WEST LAFAYETTE, Ind. — A new publication funded by the North
Central Soybean Research Program and coauthored by a Purdue Extension plant
pathologist will raise awareness of soybean vein necrosis virus.
The publication is part of the program’s multi-state Soybean
Disease Management Series, which aims to help soybean farmers identify and
economically manage diseases to minimize yield loss.
Soybean vein necrosis virus is fairly new to the
north-central U.S. The publication provides information to soybean growers about
what the disease is, symptoms, vectors, laboratory detection, yield loss,
economic impact and management.
“We don’t know a lot about the virus right now because it is
very new, but we are doing research to try to understand how it could impact
yield,” Kiersten Wise said. “We want to make sure growers know how to identify
the virus in their fields so they aren’t applying ineffective pesticides to try
to manage the disease.”
The virus is transmitted from plant to plant by tiny, winged
insects called thrips. Adult thrips, about one-sixteenth of an inch long, have
yellow bodies, dark thoraxes and two black crossbands on their forewings. They

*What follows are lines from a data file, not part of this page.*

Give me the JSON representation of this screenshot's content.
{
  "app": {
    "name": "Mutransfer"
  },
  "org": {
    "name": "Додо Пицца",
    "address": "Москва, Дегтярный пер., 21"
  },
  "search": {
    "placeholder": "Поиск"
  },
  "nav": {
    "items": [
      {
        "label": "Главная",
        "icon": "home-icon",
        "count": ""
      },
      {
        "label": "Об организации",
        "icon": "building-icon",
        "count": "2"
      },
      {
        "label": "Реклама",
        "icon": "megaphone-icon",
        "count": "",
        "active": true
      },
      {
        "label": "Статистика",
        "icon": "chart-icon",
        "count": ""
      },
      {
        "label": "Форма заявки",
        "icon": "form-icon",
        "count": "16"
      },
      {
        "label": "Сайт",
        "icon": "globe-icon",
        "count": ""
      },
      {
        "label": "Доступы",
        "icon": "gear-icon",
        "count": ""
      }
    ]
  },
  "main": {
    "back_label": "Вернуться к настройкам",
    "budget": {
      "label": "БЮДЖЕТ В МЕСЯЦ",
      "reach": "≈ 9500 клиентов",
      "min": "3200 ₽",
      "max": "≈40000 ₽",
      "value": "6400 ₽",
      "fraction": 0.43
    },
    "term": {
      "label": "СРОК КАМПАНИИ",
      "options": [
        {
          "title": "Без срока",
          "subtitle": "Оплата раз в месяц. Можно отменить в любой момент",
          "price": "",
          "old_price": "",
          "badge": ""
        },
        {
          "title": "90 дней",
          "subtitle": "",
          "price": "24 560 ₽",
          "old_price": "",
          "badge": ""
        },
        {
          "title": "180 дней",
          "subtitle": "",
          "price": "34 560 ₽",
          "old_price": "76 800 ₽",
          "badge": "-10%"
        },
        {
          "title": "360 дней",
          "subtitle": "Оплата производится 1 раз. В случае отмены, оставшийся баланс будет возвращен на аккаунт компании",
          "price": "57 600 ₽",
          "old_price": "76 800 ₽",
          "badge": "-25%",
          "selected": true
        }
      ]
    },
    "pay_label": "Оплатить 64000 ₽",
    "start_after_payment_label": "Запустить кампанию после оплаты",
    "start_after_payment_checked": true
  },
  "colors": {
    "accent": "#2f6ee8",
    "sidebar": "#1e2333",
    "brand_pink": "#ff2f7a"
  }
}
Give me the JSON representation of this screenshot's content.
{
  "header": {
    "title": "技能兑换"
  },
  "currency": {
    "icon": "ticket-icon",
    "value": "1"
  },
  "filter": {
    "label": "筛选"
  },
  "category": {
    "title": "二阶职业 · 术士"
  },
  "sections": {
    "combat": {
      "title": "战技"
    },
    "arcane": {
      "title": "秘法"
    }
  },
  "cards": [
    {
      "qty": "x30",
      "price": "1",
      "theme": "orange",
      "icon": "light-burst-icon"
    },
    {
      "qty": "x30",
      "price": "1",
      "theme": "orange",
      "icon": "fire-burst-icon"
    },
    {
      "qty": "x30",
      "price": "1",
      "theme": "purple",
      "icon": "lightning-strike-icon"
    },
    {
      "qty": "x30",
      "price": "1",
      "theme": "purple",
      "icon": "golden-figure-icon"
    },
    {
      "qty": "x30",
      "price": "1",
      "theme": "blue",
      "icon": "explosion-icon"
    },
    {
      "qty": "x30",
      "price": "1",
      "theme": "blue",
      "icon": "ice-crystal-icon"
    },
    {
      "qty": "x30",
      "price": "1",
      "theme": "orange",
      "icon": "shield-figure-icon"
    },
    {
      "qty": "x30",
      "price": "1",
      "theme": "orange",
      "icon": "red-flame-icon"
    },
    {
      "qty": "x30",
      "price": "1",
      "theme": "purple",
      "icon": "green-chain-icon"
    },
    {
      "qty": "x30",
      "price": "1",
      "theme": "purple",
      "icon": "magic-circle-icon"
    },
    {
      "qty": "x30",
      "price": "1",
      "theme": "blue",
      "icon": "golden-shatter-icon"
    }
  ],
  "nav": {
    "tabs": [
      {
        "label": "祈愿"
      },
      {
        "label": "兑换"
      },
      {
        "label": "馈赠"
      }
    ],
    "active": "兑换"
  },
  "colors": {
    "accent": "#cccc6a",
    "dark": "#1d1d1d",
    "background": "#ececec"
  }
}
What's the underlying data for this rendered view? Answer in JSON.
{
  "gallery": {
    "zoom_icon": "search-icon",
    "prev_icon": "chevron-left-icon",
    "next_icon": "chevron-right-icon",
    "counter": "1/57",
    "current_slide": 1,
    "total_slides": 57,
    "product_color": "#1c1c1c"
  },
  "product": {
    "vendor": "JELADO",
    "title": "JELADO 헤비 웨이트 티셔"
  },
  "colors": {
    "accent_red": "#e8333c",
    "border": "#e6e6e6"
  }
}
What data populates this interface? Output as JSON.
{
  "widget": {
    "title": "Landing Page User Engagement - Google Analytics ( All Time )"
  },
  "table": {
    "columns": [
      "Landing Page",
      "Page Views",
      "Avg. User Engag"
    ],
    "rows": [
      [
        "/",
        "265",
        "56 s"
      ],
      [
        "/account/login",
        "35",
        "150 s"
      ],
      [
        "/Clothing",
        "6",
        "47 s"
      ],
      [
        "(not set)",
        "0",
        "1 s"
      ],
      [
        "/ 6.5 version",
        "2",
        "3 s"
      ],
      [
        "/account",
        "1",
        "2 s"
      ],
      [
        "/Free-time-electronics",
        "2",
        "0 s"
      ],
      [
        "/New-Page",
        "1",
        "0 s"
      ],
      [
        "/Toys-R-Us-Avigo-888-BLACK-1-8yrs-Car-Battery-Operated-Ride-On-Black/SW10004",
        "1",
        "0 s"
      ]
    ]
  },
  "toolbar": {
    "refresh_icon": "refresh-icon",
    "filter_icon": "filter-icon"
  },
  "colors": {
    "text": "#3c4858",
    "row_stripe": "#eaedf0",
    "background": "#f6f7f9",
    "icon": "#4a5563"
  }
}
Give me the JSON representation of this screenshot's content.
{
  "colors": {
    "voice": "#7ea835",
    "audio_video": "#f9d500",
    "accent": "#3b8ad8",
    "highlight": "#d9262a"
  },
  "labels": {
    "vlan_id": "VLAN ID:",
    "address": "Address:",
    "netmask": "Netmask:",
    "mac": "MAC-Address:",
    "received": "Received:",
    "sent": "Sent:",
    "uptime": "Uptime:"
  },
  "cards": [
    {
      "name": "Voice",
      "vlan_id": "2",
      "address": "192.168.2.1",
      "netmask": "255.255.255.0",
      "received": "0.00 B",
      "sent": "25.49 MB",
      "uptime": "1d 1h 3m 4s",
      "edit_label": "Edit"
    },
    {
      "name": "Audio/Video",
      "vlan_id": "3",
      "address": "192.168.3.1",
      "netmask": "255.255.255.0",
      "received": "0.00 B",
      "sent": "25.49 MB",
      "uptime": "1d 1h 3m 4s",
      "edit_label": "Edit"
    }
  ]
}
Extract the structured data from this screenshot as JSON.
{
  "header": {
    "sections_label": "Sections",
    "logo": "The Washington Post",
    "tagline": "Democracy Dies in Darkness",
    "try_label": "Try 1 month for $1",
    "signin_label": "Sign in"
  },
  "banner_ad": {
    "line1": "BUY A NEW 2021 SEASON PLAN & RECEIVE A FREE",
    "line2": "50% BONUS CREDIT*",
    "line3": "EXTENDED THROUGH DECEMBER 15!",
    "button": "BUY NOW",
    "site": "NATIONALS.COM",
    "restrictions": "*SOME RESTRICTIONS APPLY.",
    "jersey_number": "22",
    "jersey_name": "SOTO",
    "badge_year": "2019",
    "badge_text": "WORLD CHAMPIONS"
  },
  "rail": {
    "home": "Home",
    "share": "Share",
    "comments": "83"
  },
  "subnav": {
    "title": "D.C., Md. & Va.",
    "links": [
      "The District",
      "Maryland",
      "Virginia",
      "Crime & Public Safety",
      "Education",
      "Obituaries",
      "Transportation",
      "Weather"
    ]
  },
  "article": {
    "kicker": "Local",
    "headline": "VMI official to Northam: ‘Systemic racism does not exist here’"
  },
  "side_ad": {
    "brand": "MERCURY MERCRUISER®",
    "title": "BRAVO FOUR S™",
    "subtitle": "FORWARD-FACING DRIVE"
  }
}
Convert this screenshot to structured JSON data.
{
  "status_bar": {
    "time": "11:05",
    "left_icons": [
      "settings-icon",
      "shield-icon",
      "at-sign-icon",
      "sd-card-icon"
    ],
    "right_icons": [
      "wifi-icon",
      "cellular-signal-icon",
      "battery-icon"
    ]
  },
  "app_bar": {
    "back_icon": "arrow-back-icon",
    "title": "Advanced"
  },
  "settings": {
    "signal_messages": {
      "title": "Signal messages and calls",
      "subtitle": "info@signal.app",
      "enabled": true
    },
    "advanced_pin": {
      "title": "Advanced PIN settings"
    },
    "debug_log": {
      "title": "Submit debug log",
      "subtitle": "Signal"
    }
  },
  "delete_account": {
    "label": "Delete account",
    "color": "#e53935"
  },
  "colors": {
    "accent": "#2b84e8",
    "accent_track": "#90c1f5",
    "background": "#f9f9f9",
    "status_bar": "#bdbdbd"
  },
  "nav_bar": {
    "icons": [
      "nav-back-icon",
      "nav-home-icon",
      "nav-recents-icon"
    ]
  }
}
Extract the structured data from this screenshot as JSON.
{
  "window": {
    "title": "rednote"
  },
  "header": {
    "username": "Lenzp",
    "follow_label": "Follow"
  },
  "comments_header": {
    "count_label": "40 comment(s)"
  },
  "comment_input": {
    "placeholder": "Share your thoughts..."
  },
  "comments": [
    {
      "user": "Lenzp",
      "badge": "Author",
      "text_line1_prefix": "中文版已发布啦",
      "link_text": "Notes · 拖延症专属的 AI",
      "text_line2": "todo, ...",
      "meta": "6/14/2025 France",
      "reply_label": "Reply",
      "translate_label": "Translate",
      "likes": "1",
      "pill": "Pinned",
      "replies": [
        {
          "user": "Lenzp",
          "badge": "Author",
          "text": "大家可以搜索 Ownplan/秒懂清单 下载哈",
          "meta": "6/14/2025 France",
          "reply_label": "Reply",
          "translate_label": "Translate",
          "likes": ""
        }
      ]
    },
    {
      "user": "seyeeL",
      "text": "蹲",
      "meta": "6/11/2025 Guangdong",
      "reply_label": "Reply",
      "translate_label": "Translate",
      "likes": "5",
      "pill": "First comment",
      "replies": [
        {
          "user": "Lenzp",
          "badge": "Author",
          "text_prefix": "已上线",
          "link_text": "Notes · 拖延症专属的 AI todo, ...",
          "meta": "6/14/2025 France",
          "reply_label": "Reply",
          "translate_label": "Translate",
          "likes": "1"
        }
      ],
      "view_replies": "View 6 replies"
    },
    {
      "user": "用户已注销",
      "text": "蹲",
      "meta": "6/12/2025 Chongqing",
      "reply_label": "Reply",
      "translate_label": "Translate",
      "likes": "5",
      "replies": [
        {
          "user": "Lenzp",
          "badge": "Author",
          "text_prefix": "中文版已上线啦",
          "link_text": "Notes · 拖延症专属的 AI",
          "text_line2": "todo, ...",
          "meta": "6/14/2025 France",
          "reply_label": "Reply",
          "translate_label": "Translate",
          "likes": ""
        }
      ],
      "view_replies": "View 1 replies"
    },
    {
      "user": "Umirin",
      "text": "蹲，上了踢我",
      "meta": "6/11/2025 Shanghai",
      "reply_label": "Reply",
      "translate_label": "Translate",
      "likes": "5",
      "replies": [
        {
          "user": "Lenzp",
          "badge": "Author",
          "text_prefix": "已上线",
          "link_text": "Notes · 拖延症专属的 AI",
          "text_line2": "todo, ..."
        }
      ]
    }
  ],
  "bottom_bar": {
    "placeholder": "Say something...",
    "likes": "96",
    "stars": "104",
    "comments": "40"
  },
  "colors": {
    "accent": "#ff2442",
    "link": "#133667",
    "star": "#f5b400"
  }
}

feed on plant juices, primarily on the undersides of leaves and pollen when
flowers are present.
Wise said that in Indiana the virus is widespread.
“We usually see it appear first in the southern part of the
state, but by the end of the season, it can almost be in every field,” she
Virus symptoms begin with vein clearing followed by
chlorosis, which appears as light green to yellow blotchy patches near the main
vein of the leaf. Leaves might appear scorched, and affected leaf tissue might
die during late stages of infection.
Researchers will continue to monitor the disease and assess
potential impact in an effort to determine the best management options. Future
recommendations will be developed as researchers learn more.
Soybean growers can download Soybean Disease Management: Soybean Vein Necrosis
Virus for free at www.extension.purdue.edu/extmedia/BP/BP-186.pdf.